GORHAM — A proposed expansion of the Pheasant Knoll Condominium development for senior citizens off Fort Hill Road is raising worries of residents in the Ridgefield Drive area.

Kasprzak Landholdings & Homes Inc. is proposing an additional 120 units with 60 buildings in the 77-acre Pheasant Knoll development. Robert Georgitis, company vice president, discussed the proposed expansion at the Planning Board Monday.

Tom Poirier, town planner, said the project has been approved for a contract zone that restrict’s residents to age 55 and over. “It’s very preliminary,” Poirier said about expansion. “No official application yet.”

Georgitis said the main access into the expansion would be the existing Falcon Crest Drive, a public road into the Pheasant Knoll development from Fort Hill Road (Route 114). Monday’s talk of the proposed expansion brought out numerous residents concerned about additional, potential traffic on the private Ridgefield Drive in the development.

Ridgefield Drive resident Richard Caldwell, president of the homeowners’ association, told planners Ridgefield is not a town road. “We’ve got quite a group here tonight,” Caldwell said. “We are responsible for Ridgefield Drive,” Caldwell said. “We take care of it. We don’t want extra traffic.”

John Lavin of 56 Ridgefield asked about road standards and town codes. Poirier responded that roads in the developement would have to meet standards set by the Planning Board.

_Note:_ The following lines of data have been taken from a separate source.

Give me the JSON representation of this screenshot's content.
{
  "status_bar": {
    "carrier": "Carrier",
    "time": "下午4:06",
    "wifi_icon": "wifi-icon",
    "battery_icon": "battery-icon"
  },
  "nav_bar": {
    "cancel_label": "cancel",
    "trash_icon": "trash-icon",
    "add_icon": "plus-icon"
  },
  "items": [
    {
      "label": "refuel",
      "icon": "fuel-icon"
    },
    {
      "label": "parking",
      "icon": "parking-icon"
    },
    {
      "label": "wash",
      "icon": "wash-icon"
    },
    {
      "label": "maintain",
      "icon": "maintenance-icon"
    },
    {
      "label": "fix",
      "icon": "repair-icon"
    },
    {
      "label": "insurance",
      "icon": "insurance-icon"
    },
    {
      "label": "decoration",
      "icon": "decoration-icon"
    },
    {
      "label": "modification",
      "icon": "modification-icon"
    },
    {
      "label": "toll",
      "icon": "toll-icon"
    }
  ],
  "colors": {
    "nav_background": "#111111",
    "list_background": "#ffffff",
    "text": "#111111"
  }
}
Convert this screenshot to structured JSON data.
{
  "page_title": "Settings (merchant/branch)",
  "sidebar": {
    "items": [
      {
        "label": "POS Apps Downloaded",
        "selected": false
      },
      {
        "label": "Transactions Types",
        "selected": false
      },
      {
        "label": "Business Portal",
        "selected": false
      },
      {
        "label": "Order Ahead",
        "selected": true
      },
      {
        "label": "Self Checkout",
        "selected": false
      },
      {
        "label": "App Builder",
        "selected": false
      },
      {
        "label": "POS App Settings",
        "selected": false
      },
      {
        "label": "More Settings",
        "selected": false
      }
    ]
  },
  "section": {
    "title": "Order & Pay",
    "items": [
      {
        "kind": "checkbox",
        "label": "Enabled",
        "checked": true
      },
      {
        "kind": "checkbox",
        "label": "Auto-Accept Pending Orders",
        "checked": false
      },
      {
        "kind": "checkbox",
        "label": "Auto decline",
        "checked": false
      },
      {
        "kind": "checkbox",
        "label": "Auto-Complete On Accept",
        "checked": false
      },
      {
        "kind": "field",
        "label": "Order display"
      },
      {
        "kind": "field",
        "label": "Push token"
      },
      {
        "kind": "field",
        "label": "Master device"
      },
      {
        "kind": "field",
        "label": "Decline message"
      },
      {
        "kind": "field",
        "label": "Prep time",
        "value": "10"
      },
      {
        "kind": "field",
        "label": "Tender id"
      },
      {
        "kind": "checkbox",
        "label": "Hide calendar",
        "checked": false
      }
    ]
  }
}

There will be multiple opportunities for public input. “It’ll be coming to the board a number of times,” Planning Board Chairman Edward Zelmanow said.

Georgitis expected the approval process involving the Planning Board and the Maine Department of Environmental Protection to take a year. Responding to a question from Zelmanow, Georgitis predicted another real estate recession and that buildout could take 10 years.

The expansion plan in 2015 was revamped from 140 units in 35 additional buildings . Plans for four-unit buildings have been revised for two-unit buildings.The contract zone allows for up to a total of 228 units in the development.

Under the contract zone conditions, Kasprzak upgraded the sewer pumping station at the nearby University of Southern Maine and built a sidewalk along Fort Hill Road.

The latest expansion plans call for private interior roads, street lights, sidewalks and clustered mailboxes.

Georgitis also said the company has been looking at utilizing solar power and heat pumps to provide heating and cooling.

Robert Lowell can be reached at 854-2577 or rlowell@keepmecurrent.com